- **Information provided**:

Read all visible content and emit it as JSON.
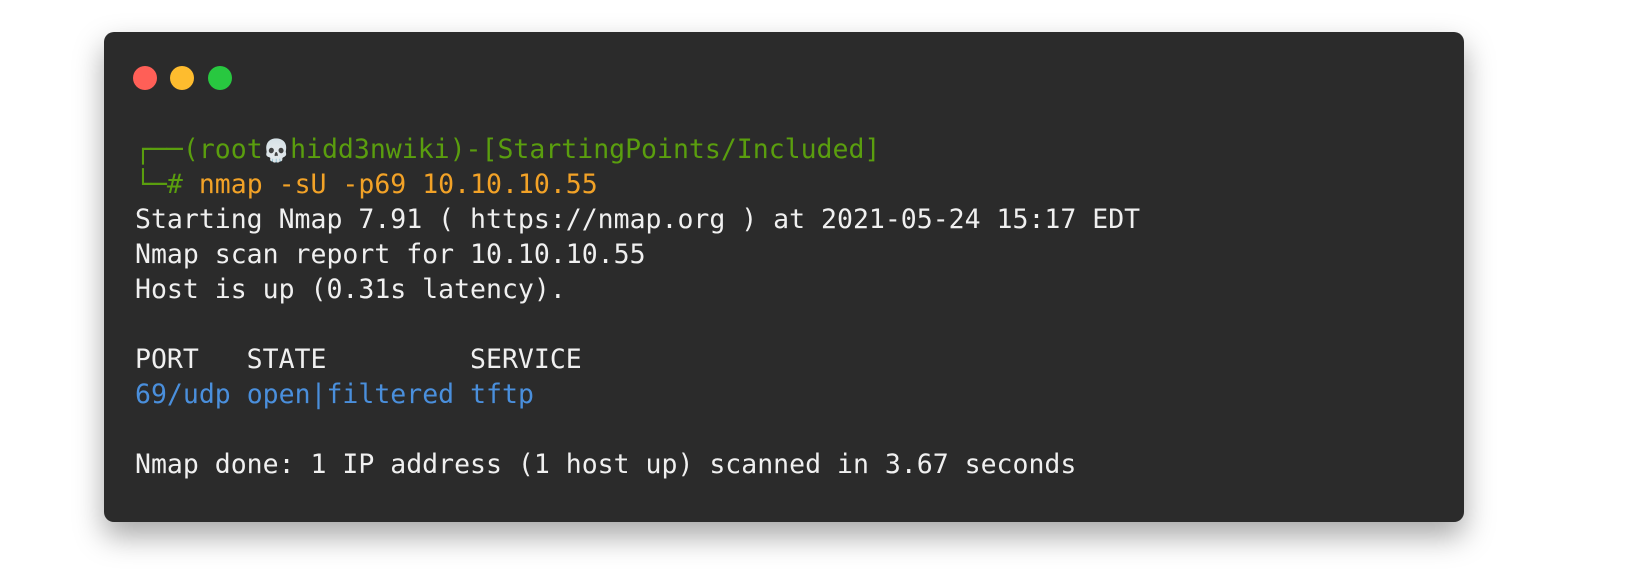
{
  "window": {
    "controls": [
      {
        "name": "close",
        "color": "#ff5f57"
      },
      {
        "name": "minimize",
        "color": "#febc2e"
      },
      {
        "name": "maximize",
        "color": "#28c840"
      }
    ]
  },
  "terminal": {
    "prompt": {
      "box_top": "┌──",
      "user": "(root",
      "skull_icon": "💀",
      "host": "hidd3nwiki)-[StartingPoints/Included]",
      "box_bottom": "└─",
      "symbol": "# ",
      "command": "nmap -sU -p69 10.10.10.55"
    },
    "output": {
      "start": "Starting Nmap 7.91 ( https://nmap.org ) at 2021-05-24 15:17 EDT",
      "report": "Nmap scan report for 10.10.10.55",
      "host_up": "Host is up (0.31s latency).",
      "table_header": "PORT   STATE         SERVICE",
      "table_rows": [
        {
          "port": "69/udp",
          "state": "open|filtered",
          "service": "tftp"
        }
      ],
      "done": "Nmap done: 1 IP address (1 host up) scanned in 3.67 seconds"
    },
    "colors": {
      "prompt": "#5a9e0e",
      "command": "#f2a227",
      "port_row": "#4a8fdc",
      "text": "#f0f0f0",
      "background": "#2b2b2b"
    }
  }
}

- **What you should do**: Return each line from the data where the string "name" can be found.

- **Response to this task**:
        "name": "close",
        "name": "minimize",
        "name": "maximize",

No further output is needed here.